The earliest courses were built on “links land” – soil-covered sand dunes lying directly inland from beaches. 
Links golf is not easy.  The ground is often dry and brown and hard.  Bunkers can be cavernous. 
Balls that appear to be perfectly stroked can bounce at odd angles and disappear into the rough.  And the rough is really rough.  Links courses are often bordered by gorse, an almost mythical vegetation that can seemingly cause balls to vanish.
Then there’s the weather. 
Meteorology in Scotland can change in a matter of minutes.  Cold rain may descend in the morning, followed by delightful sunshine at noon, blustery winds all afternoon, then a horizontal gale the following day.
Traditionalists exult in the agonies of playing the ancient courses.  “This is the way golf is supposed to be played!” they harrumph.
U.S. course designers have by and large disagreed. 
American golf courses tend to be neatly manicured.  Bunkers are more like sandy depressions.  The “rough” may look identical to your front yard right after you finish mowing. 
Golf courses in the United States reward good play.  If you hit the ball well, things will generally turn out well for you.  Every summer the U.S. Open, in particular, attempts to frustrate the world’s best golfers.  But it can generally be said that a round of golf in the U.S. is an exercise in fairness.
A round of golf on a Scottish course, however, is more like a round of life. 
Life is unfair.  It’s not easy.  You can do everything right and circumstances may still seem to be arrayed against you. 
The ball doesn’t always bounce cleanly in marriages, in parenting, in workplaces, at your doctor’s exam, and in town hall meetings. 
That’s why the opening salvo of the little New Testament book of James is so compelling: 
“Consider it pure joy, brothers and sisters, whenever you face trials of many kinds, because you know that the testing of your faith develops perseverance.  Perseverance must finish its work so that you may be mature and complete, not lacking anything.”  (James 1:2-4)
Obstacles are required courses in the grad school of life.  They are the core curricula for human growth. 
We can face them knowing that God is bigger than any of the circumstances we will face today. 

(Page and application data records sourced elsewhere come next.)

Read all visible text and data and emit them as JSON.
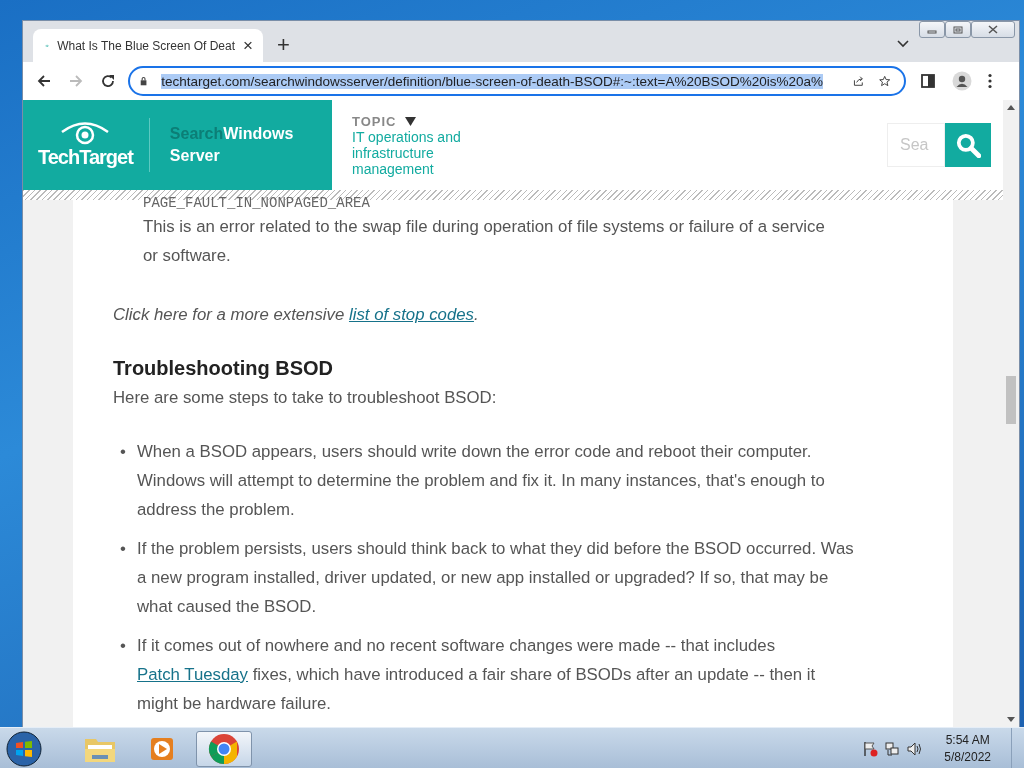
{
  "browser": {
    "tab": {
      "title": "What Is The Blue Screen Of Deat",
      "close": "×",
      "selected": true
    },
    "new_tab": "+",
    "address": {
      "url": "techtarget.com/searchwindowsserver/definition/blue-screen-of-death-BSOD#:~:text=A%20BSOD%20is%20a%",
      "text_selected": true
    },
    "forward_disabled": true
  },
  "site_header": {
    "logo": "TechTarget",
    "brand": [
      "Search",
      "Windows",
      "Server"
    ],
    "topic_label": "TOPIC",
    "topic": "IT operations and infrastructure management",
    "search": {
      "placeholder": "Sea"
    }
  },
  "article": {
    "code": "PAGE_FAULT_IN_NONPAGED_AREA",
    "code_description": "This is an error related to the swap file during operation of file systems or failure of a service or software.",
    "more": {
      "prefix": "Click here for a more extensive ",
      "link": "list of stop codes",
      "suffix": "."
    },
    "heading": "Troubleshooting BSOD",
    "intro": "Here are some steps to take to troubleshoot BSOD:",
    "bullets": [
      {
        "marker": "•",
        "parts": [
          {
            "kind": "text",
            "text": "When a BSOD appears, users should write down the error code and reboot their computer. Windows will attempt to determine the problem and fix it. In many instances, that's enough to address the problem."
          }
        ]
      },
      {
        "marker": "•",
        "parts": [
          {
            "kind": "text",
            "text": "If the problem persists, users should think back to what they did before the BSOD occurred. Was a new program installed, driver updated, or new app installed or upgraded? If so, that may be what caused the BSOD."
          }
        ]
      },
      {
        "marker": "•",
        "parts": [
          {
            "kind": "text",
            "text": "If it comes out of nowhere and no recent software changes were made -- that includes "
          },
          {
            "kind": "link",
            "text": "Patch Tuesday"
          },
          {
            "kind": "text",
            "text": " fixes, which have introduced a fair share of BSODs after an update -- then it might be hardware failure."
          }
        ]
      }
    ]
  },
  "taskbar": {
    "time": "5:54 AM",
    "date": "5/8/2022",
    "apps": [
      {
        "kind": "folder",
        "selected": false
      },
      {
        "kind": "media",
        "selected": false
      },
      {
        "kind": "chrome",
        "selected": true
      }
    ]
  }
}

His love is deeper than the most precipitous bunker.
And he definitely knows how to answer this cry of the heart: “God, get me out of this gorse.”